Every line below that holds the word "today" counts once; please tally them and give only the total.

Data records for software interfaces:
• • • • •
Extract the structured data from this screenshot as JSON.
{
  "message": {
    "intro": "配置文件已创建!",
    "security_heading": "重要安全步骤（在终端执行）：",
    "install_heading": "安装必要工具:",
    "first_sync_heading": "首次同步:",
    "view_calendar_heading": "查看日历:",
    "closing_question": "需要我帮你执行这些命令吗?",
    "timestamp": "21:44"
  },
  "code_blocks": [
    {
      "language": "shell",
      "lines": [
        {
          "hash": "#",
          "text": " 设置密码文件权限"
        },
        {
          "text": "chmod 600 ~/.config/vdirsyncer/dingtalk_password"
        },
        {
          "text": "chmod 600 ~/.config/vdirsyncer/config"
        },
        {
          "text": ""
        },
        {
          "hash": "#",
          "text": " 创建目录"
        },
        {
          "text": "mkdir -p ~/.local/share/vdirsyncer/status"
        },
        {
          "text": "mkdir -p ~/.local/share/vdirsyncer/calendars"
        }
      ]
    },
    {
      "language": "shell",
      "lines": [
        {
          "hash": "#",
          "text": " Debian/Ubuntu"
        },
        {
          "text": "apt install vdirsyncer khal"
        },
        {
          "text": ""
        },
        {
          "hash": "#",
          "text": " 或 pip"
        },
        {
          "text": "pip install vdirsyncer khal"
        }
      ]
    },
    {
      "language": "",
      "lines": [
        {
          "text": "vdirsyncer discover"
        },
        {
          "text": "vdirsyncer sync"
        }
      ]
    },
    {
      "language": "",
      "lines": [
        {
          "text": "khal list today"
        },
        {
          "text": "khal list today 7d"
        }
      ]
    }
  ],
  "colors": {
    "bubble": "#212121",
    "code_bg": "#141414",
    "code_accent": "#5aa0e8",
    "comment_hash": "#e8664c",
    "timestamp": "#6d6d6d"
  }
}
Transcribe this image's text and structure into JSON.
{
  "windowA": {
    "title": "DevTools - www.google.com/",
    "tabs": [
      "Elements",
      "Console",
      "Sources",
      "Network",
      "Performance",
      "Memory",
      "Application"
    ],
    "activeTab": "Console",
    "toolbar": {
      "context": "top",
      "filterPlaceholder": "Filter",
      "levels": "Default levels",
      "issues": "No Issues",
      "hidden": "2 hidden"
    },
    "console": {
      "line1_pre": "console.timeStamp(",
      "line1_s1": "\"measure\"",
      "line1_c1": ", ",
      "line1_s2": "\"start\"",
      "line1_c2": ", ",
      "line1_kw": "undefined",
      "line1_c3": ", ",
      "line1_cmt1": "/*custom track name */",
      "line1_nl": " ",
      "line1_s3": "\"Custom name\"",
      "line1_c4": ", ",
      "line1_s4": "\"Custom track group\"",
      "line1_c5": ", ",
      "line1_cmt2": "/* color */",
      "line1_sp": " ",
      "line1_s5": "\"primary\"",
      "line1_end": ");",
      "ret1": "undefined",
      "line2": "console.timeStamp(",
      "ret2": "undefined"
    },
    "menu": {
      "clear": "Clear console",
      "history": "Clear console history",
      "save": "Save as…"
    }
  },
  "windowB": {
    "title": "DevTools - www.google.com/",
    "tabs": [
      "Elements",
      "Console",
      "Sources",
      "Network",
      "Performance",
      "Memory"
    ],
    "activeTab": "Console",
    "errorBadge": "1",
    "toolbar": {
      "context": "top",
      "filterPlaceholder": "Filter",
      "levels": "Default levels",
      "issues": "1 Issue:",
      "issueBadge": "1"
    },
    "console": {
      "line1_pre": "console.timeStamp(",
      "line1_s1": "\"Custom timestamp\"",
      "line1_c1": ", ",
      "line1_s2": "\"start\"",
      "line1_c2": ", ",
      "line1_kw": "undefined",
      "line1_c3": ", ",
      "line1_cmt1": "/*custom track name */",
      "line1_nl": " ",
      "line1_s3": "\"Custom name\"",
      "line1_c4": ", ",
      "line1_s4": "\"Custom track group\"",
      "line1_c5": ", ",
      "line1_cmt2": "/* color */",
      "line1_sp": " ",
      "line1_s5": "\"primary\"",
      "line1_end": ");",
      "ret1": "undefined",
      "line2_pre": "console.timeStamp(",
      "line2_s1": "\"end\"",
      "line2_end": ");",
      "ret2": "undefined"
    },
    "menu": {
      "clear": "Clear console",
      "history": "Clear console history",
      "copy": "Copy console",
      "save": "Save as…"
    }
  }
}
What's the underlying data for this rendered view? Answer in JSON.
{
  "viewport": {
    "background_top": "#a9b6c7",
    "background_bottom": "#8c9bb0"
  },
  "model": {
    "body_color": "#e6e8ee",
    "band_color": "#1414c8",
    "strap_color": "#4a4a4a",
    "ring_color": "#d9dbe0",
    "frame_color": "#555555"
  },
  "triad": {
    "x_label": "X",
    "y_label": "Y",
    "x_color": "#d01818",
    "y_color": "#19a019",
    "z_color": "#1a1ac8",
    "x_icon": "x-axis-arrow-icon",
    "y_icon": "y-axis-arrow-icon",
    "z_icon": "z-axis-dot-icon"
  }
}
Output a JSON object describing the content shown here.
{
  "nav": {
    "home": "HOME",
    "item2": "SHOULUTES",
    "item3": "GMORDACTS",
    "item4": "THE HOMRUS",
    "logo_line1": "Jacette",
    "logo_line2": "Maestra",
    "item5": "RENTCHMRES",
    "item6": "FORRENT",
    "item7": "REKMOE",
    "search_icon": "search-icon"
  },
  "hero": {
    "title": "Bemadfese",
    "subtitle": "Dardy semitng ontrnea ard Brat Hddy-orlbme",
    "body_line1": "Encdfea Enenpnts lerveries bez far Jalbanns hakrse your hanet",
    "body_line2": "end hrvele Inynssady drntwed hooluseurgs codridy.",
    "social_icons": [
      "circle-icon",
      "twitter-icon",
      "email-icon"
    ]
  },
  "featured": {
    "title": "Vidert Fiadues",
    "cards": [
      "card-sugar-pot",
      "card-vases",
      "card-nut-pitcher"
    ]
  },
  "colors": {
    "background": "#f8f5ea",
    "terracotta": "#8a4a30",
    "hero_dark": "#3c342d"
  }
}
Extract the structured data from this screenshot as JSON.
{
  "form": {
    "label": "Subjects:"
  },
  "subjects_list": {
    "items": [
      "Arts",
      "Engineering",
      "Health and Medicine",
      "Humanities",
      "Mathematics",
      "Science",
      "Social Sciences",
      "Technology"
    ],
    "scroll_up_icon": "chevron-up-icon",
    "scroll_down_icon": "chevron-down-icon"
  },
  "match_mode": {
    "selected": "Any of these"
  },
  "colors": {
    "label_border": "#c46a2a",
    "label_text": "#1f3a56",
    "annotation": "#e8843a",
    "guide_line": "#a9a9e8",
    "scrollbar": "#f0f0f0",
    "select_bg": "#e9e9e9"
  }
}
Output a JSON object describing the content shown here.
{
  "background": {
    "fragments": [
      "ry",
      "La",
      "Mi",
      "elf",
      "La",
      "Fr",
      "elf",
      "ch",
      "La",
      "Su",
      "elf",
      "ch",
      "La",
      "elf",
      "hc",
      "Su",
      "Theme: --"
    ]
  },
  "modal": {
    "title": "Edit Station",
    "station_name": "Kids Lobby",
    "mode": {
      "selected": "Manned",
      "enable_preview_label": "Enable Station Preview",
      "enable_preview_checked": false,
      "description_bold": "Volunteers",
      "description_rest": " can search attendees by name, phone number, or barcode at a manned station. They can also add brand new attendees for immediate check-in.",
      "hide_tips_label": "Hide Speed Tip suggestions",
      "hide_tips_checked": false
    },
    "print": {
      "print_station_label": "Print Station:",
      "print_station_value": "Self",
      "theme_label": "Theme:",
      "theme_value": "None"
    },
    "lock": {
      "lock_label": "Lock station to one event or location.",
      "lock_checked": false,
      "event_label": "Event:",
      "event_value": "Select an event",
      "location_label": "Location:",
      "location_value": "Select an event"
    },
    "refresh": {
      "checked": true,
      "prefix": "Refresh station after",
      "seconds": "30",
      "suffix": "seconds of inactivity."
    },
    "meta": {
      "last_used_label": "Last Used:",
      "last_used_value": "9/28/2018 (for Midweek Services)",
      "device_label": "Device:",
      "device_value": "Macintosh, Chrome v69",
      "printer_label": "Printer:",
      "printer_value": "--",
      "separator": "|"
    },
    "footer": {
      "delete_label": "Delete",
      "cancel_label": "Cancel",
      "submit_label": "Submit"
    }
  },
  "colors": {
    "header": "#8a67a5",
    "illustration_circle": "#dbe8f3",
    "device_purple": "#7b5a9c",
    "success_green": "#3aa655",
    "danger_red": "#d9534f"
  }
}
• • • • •
*Task solution*: 2